oving invariably offers a chance to start fresh. But that feeling is amplified when the new space marks a complete shift in architectural style. In anticipation of selling their business and embracing a lighter workload, a couple traded in their traditional abode for a more casual one on Sullivan’s Island, just outside of Charleston, South Carolina. Thanks to its open floor plan and breezy locale on the banks of the Intracoastal Waterway, their new retreat called for a relaxed, fun look.
Departing a traditional white stucco residence was a dramatic change, and the couple’s mostly neutral furnishings didn’t make the transition with much grace. “It was clear the minute we moved our furniture in here that it didn’t fit,” the wife recounts. “I didn’t really know what to do.” So, she turned to the Internet, where a search introduced her to the work of designer Angie Hranowsky. “This is the only client I’ve ever had who found me through a Google search,” says Hranowsky, a Kentucky native who’s called the Charleston area home since 2001.
The project started small: The clients were eager to convert a large first-floor guest bedroom into a TV room, workout space and guest bathroom. They also hoped to have Hranowsky’s input on the downstairs office, living room and dining room. The designer’s eclectic presentations included an array of vintage finds, custom furnishings and colorful art. “I don’t do traditional beach house style,” Hranowsky explains of her globally influenced outlook. Thrilled by the designer’s ideas, the clients ultimately tapped her talents for the revamp of their entire home–from the kitchen and porch to the master bathroom and upstairs bedrooms.
A multi-hued striped runner Hranowsky discovered around the time she was hired sets the tone from the moment one steps over the threshold, and its casual cotton weave signals the home’s playful informality. “It’s really about balance,” the designer says of her ability to harness bold colors. For instance, rich jewel tones in the living room’s chairs, sofa and draperies are tamed by neutral grass-cloth walls and a sisal rug. Corresponding tones in a bright grouping on the opposite side of the adjoined living and dining room also help temper the vibrant hues.

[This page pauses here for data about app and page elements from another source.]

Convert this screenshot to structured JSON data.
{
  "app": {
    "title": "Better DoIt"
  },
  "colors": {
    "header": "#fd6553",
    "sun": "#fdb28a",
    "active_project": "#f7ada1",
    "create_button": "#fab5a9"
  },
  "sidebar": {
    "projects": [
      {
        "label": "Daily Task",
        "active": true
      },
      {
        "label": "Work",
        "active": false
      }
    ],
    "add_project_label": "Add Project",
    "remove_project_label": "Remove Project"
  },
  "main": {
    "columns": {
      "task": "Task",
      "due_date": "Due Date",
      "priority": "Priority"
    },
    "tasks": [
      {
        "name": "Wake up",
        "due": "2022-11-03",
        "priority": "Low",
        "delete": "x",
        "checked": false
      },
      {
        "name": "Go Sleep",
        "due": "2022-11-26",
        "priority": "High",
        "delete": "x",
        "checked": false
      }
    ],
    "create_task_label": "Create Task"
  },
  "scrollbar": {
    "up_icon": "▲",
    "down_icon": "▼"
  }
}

The husband, an engineer by trade, encouraged the project, allaying his wife’s fears when creative risks–like a green faux bois wallpaper on the ceiling–felt overwhelming. His skill set solved two of the home’s most perplexing issues: how to improve the functionality of the oversize custom dining table and how to discretely incorporate a TV into their living room. His clever suggestion of insetting a marble lazy Susan into the center of the table solved the first problem. A French chest that conceals a television was likewise the result of his ingenuity.
With work on the house well underway, the owners decided the surrounding property also would need refining. They brought in landscape architect Brad Mann to sculpt an environment that would feel organic to the marsh-side setting. “It was really about simplifying the landscape,” Mann says. Because a full moon flood tide can fully submerge the backyard, Mann chose plants such as Empire Zoysia, clumping bamboo and Adagio grass that are known for their salt tolerance. Little Gem magnolia trees, Carpet roses and Vitex Chaste trees add soft washes of color. By removing the unruly plants that previously blocked the views, “we just completely opened everything up,” he explains.
The result enhances the owners’ life on the island, where they have the perfect porch from which to enjoy it. “They have views of the water all along the back,” says Hranowsky, who corralled vintage French and contemporary teak chairs around a coffee table with a custom concrete top–all beneath a classic Haint blue ceiling. On mild mornings, when salt breezes blow across the nearby inlet, it’s hard to imagine a better place to sip a cup of coffee. Nor is the location half bad in the evening, with the sun meeting the horizon as pink and golden streaks. “We both love what Angie proposed and we love the way it feels,” the wife says. “Everyone who comes to our home says how amazing it is. It fits us, and we couldn’t be happier here.”
More Across The Southeast: